    Our system of government depends on informed and vigorous dialogue to discover and make available the best ideas that our diverse society can generate. This publication of the VEP Charter will likely spark discussion and debate. This discourse is important. I also predict that articles will make breathless claims of “massive stockpiles” of exploits while describing the issue. That simply isn’t true. The annual reports and transparency of this effort will reinforce that fact.

    Mozilla is pleased with the new charter. I am less so; it looks to me like the same old policy with some new transparency measures — which I’m not sure I trust. The devil is in the details, and we don’t know the details — and it has giant loopholes that pretty much anything can fall through:

    The United States Government’s decision to disclose or restrict vulnerability information could be subject to restrictions by partner agreements and sensitive operations. Vulnerabilities that fall within these categories will be cataloged by the originating Department/Agency internally and reported directly to the Chair of the ERB. The details of these categories are outlined in Annex C, which is classified. Quantities of excepted vulnerabilities from each department and agency will be provided in ERB meetings to all members.

    This is me from last June:

    There’s a lot we don’t know about the VEP. The Washington Post says that the NSA used EternalBlue “for more than five years,” which implies that it was discovered after the 2010 process was put in place. It’s not clear if all vulnerabilities are given such consideration, or if bugs are periodically reviewed to determine if they should be disclosed. That said, any VEP that allows something as dangerous as EternalBlue — or the Cisco vulnerabilities that the Shadow Brokers leaked last August — to remain unpatched for years isn’t serving national security very well. As a former NSA employee said, the quality of intelligence that could be gathered was “unreal.” But so was the potential damage. The NSA must avoid hoarding vulnerabilities.

    I stand by that, and am not sure the new policy changes anything.

    More commentary.

    Here’s more about the Windows vulnerabilities hoarded by the NSA and released by the Shadow Brokers.

    EDITED TO ADD (11/18): More news.

    EDITED TO ADD (11/22): Adam Shostack points out that the process does not cover design flaws or trade-offs, and that those need to be covered:

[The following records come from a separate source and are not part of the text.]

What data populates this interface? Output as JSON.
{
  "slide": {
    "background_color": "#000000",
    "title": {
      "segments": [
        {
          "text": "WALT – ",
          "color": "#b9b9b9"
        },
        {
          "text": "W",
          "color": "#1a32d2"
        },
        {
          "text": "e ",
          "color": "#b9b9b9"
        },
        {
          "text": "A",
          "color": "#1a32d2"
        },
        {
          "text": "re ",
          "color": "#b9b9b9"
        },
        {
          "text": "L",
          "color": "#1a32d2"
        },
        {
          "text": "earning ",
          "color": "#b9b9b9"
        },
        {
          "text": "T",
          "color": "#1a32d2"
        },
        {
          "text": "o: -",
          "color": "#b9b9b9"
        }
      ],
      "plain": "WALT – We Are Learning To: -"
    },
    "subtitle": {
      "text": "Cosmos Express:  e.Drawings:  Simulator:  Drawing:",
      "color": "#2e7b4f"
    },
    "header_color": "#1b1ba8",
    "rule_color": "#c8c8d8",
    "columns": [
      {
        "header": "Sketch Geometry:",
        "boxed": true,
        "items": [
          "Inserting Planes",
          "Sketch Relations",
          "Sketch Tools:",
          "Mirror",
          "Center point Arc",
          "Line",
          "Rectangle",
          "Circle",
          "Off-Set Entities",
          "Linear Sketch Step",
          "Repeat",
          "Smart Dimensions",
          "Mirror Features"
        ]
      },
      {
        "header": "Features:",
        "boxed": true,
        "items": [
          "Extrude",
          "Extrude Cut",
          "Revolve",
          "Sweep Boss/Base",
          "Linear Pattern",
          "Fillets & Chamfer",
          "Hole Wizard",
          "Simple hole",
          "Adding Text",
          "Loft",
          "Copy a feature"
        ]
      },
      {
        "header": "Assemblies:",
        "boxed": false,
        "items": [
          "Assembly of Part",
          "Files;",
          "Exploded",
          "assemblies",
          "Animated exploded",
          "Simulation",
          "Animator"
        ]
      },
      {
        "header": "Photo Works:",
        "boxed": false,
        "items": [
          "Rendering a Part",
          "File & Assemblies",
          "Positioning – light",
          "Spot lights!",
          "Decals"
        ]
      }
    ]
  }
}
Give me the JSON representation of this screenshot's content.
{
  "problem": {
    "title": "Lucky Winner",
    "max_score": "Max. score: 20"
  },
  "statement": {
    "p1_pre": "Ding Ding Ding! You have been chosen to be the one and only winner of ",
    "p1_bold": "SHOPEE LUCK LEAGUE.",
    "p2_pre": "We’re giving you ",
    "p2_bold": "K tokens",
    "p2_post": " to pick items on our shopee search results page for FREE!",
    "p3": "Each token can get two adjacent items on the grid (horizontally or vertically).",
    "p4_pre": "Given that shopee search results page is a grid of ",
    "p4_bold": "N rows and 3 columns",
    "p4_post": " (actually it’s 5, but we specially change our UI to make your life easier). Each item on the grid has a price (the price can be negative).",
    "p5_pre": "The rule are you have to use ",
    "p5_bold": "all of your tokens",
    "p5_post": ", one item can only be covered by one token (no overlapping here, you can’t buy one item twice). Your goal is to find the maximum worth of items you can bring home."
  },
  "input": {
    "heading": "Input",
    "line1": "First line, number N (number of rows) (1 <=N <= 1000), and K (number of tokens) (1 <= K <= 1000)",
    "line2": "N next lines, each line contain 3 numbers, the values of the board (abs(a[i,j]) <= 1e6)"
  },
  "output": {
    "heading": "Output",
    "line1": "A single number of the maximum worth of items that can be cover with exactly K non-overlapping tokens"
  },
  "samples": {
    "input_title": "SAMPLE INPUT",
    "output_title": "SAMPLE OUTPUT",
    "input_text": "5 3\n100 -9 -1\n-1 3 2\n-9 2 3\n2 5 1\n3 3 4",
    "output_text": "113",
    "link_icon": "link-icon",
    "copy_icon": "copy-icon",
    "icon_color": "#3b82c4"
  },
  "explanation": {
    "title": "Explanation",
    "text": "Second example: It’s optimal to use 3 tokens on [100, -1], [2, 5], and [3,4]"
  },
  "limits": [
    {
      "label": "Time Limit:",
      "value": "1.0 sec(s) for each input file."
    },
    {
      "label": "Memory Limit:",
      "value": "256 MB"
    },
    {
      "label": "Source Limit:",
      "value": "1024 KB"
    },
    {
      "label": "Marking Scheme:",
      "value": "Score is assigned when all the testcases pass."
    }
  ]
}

    …we need the VEP to expand to cover those issues. I’m not going to claim that will be easy, that the current approach will translate, or that they should have waited to handle those before publishing. One obvious place it gets harder is the sources and methods tradeoff. But we need the internet to be a resilient and trustworthy infrastructure.